Recent Graduate Awarded NH Student Nurse of the Year
June 29, 2018
This spring, Hannah Glover ’18 was named Student Nurse of the Year by the New Hampshire Nurses Association. The award is given to a student nurse who embodies the finest qualities of nursing: caring, professionalism, advocacy, leadership, and involvement.
Glover was nominated for the award by Professor Carrie MacLeod, who was Glover’s professor of critical care nursing. “Hannah displayed the curiosity, compassion, and caring that is inherent and so important to nursing. She is an incredible young woman who truly embodies the art and science of nursing,” says MacLeod.
Having worked together in both classroom and clinical settings, Glover says MacLeod has been an instrumental mentor to her over the past two years. She also credits her education at Saint Anselm College for her success in her nursing journey thus far. “I would not embody many of the qualities this award stands for, such as leadership and professionalism, if it had not been for Saint Anselm," Glover says. "The teachings of holistic nursing care that I now value so immensely and were taught to me so profoundly by Professor Fournier especially, have helped me develop some of the finest qualities of nursing.”
Glover expresses her passion for nursing as being able to make a difference in someone’s life, especially during the most challenging of times. As a student working as a home care nurse in Massachusetts, she formed close relationships with her patients, one of whom was post-stem cell transplant and undergoing chemotherapy for multiple myeloma. She went above and beyond to support her patient both physically and mentally, including planning an in-home shopping day to lift her patient’s spirits.
Glover has stayed in touch with those patients and visits them often. “I have been there with them through some of their darkest hours and now celebrate their health, increasing progress, and well-being. It is hard to express how life changing it is to care for someone from day one of a completed chemotherapy treatment, when they are so weak they can barely shift their weight in bed, to three months later when you hold his or her hand as they take their first steps without a walker,” she says.
She also volunteers at a hospice center and for the Pan Mass Challenge in Cape Cod, raising money for cancer research.
On campus, Glover was a member of the Student Nurses Association, co-chair of this year’s Nurse Pinning ceremony, and a clinical leader as part of a new Nurse Leadership and Management course at Saint Anselm.
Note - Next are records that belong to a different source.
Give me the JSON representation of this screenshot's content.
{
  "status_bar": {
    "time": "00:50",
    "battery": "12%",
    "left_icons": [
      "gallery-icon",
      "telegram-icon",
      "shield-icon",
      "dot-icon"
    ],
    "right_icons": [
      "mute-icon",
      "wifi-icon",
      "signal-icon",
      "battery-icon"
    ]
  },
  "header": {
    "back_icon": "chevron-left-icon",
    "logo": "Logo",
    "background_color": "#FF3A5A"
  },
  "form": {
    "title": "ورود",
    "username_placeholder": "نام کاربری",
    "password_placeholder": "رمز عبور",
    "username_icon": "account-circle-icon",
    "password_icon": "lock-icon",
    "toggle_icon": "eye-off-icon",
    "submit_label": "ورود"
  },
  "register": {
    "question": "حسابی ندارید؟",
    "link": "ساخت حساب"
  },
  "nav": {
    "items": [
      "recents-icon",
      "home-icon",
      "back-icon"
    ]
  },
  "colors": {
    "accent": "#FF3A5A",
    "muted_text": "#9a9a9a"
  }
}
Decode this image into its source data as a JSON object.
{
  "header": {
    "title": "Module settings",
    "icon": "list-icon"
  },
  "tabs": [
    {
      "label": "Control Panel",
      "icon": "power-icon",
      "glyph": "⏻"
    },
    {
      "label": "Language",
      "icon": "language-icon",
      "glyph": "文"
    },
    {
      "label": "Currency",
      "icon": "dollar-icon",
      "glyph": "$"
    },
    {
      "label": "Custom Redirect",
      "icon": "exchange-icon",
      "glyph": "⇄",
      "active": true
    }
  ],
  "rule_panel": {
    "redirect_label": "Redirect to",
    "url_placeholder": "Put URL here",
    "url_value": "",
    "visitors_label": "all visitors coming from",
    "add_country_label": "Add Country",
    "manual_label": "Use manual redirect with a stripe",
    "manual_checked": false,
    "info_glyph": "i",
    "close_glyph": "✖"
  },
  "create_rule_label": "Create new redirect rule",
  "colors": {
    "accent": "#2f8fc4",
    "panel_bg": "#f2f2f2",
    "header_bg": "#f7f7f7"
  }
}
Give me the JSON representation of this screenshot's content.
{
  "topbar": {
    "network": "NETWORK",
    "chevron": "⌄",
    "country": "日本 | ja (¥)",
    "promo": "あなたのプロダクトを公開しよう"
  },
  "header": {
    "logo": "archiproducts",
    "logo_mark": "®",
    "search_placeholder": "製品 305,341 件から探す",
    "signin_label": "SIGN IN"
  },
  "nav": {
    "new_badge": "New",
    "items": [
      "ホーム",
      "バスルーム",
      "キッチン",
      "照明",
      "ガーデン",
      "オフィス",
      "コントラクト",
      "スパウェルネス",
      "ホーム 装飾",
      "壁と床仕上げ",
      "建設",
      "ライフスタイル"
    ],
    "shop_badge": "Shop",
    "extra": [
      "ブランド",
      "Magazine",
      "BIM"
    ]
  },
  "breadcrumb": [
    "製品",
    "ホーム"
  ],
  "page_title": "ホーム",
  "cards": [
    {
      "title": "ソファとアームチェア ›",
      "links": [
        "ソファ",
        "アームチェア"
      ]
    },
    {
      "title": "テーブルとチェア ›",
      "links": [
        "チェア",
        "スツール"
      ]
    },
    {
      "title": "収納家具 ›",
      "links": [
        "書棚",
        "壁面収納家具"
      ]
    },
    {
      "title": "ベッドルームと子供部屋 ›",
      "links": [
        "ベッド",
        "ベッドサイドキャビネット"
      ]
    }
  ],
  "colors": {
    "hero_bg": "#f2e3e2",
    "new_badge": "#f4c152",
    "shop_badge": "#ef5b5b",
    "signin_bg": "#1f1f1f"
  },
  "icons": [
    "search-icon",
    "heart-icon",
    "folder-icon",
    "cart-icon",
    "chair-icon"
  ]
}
Professionally, she is a member of the Oncology Nursing Society.
Glover, who graduated in May, will begin working full-time in August at Massachusetts General Hospital in Boston, Mass., as part of the ICU float team.